In the end, each team will have generated an invention and a plan for execution that is as at least as well formulated as any Silicon Valley “pitch.” And, in fact, many of these projects do wind up being successful businesses. But that’s beside the point. The most important “product” of the NeuroInnovation Program and Biodeisgn Process is the trainees themselves. They are masters of the biodesign innovation process and will go on to use it again and again in their careers, whether in business or academia.

It’s the kind of training that produces innovators with lifelong impact.


Through the Front-End of Biodesign Needs Identification and Development, the most promising concepts can be vetted through the NeuroInnovations Program and detailed, constructive feedback given to guide the project forward.

Innovation vetting process

Students/Resident/Faculty participate and learn through a comprehensive due diligence process. A small percentage of projects are selected by the NeuroInnovations Program for Departmental seed funding to develop them further towards key milestones that may result in licensing or new company formation.

Innovation pipeline

New Inventions are filed through the Duke Office of Licensing Ventures (OLV). There are different paths forward including licensing to an existing commercial entity or building a new company.  The NeuroInnovations Program advises and helps new inventors through this process.

Licensing options



We are dedicated to advancing value creation in the life sciences industry.  We partner with life sciences organizations that have products that are used in neurosurgery, neurology or translational neuroscience to identify the Front-End of innovation and work with their R&D groups. This process ties in closely with the Duke Neuro-Outcomes Program in terms of outlining the economic evidence needed for innovations in our field.

Invitation to Participate

  • Multidisciplinary or specialized groups welcome.
  • Identify unmet clinical needs; select one or more.
  • Brainstorm solutions to selected need(s).
  • Document potential solutions and contributors.
  • Summarize the need, solution(s) and benefits.
  • Reserve time to meet with the NeuroInnovations team.
Partnership diagram
Surgeons are in a unique position to be “The Missing Link” that brings all the various invention and innovation aspects together.

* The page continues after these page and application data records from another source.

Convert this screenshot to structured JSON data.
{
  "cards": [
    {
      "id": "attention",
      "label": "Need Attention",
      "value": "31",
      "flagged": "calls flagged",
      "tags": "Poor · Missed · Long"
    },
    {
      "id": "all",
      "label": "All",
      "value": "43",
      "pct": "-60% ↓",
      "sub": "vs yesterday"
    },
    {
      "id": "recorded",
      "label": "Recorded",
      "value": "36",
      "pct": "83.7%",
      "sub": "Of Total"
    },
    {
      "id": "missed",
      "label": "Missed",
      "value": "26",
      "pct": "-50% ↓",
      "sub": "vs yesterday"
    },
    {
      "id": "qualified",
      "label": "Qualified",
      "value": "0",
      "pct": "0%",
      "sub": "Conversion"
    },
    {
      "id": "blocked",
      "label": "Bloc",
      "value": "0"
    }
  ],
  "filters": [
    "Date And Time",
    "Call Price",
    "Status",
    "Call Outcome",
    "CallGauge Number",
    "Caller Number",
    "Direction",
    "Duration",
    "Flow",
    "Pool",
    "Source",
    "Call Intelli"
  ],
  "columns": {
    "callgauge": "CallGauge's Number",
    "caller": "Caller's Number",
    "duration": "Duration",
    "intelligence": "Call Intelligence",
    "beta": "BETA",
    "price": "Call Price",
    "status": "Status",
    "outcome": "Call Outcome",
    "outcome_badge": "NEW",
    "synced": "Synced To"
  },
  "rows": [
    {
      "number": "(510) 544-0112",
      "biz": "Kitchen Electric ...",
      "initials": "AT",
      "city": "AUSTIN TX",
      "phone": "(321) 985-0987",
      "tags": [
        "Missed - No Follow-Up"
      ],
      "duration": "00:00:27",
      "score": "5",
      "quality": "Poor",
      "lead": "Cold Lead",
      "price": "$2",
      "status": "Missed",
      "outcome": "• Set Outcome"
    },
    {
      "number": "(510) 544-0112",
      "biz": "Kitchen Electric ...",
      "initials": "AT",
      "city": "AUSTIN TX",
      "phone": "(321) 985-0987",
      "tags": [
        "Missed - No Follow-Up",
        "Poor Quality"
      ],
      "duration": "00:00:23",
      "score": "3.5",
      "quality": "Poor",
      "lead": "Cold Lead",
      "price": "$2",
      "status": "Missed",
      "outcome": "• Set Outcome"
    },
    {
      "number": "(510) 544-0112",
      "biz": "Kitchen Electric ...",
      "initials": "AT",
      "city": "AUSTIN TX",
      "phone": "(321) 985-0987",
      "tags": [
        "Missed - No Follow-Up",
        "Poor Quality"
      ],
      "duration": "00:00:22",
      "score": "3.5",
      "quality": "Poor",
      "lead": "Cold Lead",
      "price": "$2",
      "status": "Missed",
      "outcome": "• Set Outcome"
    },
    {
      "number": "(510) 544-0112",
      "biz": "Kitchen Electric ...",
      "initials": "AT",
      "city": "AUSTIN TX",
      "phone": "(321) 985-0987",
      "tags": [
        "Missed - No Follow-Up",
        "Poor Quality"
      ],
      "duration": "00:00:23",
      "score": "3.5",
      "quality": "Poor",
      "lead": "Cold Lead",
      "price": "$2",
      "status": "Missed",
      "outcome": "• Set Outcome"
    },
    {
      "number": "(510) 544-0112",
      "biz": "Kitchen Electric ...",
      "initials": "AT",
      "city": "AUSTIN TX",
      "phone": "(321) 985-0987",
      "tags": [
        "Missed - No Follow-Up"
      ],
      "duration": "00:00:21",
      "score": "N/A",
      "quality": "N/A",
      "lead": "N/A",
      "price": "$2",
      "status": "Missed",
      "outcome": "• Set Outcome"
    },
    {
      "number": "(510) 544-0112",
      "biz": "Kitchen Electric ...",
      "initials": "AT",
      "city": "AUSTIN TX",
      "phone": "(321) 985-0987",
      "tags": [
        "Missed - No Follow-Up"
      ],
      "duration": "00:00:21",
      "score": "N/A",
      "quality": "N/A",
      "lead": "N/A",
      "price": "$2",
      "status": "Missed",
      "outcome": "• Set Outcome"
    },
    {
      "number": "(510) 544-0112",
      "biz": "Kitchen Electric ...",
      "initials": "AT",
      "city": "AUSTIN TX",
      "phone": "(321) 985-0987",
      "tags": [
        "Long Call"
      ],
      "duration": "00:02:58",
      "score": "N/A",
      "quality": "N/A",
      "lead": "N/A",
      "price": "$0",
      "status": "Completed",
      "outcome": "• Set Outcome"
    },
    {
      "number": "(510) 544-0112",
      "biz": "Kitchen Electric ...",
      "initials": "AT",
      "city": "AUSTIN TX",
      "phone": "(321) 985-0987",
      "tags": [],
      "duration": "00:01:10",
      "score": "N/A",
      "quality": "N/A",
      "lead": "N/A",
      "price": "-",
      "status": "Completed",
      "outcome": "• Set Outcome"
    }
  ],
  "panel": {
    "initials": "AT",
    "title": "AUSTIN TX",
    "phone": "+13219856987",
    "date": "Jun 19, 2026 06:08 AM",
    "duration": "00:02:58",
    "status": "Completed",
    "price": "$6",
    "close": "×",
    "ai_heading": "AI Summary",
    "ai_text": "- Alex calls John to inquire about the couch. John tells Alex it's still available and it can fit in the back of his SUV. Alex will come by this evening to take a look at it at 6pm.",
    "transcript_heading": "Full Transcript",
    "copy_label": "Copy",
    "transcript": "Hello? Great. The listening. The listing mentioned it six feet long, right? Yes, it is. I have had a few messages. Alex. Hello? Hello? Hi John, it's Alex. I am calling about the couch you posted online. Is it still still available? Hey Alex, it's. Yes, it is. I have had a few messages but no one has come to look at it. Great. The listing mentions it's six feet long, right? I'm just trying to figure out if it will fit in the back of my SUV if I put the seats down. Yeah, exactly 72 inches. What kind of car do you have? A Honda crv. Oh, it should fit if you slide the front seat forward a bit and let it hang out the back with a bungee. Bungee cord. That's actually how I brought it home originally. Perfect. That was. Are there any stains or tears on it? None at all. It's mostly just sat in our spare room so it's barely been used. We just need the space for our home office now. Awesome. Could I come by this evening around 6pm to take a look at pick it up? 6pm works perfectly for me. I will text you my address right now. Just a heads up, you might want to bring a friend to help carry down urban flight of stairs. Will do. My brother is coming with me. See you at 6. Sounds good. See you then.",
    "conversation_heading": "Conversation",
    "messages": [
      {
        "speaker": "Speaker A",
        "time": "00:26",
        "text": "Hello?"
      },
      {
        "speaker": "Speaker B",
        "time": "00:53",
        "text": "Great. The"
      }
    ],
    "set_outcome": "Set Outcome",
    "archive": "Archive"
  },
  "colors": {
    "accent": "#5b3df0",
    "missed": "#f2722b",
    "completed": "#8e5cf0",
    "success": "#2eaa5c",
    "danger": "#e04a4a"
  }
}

Initial Steps

We ask that each individual interested in NeuroInnovations start by summarizing the following 3 Items:

Clinical Need
Described the clinical condition, the goal of diagnosis or therapy, and the standard of care today.  Specify what improvements are needed and are nice to have.

Proposed Solution
Describe idea(s) for meeting the clinical need, including: physical, biologic, chemical or features, functional performance, data or information technology, etc. and how these meet the need.

Primary Benefit
Explain the advantages of the preferred solution over the standard of care, including: clinical outcomes, patient experience, reduced risk, ease of use, time savings, cost of care, etc.

Focus Areas

The NeuroInnovations Program believes the Biodesign Process is applicable to all areas of Neurosurgery.

Neurosurgery subspecialization

Duke Neurosurgery faculty and residents have co-founded 8 companies (and growing) that have either been acquired or in various stages of development, in all areas of neurosurgery.

There are many current resident and faculty projects underway and topic areas include:

  • Hydrocephalus
  • Patient engagement
  • Drug-device combination
  • Virtual reality
  • Noninvasive biomarkers of disease

The number of projects continues to change and grow each year, based on student/resident/faculty need identification and development. Regardless of your area of subspecialty, the Biodesign principles can be applied to innovate in one’s chosen area of focus.

We believe that Innovation can be taught and learned.

This allows one to go in depth into any given area and make a significant impact in their field of choice. 

Contact Us

Neuroinnovations logo

Individuals interested in working further with the Duke NeuroInnovations Program should contact:

Nandan Lad, MD, PhD
Duke University Medical Center
DUMC Box 3807
Durham, NC 27710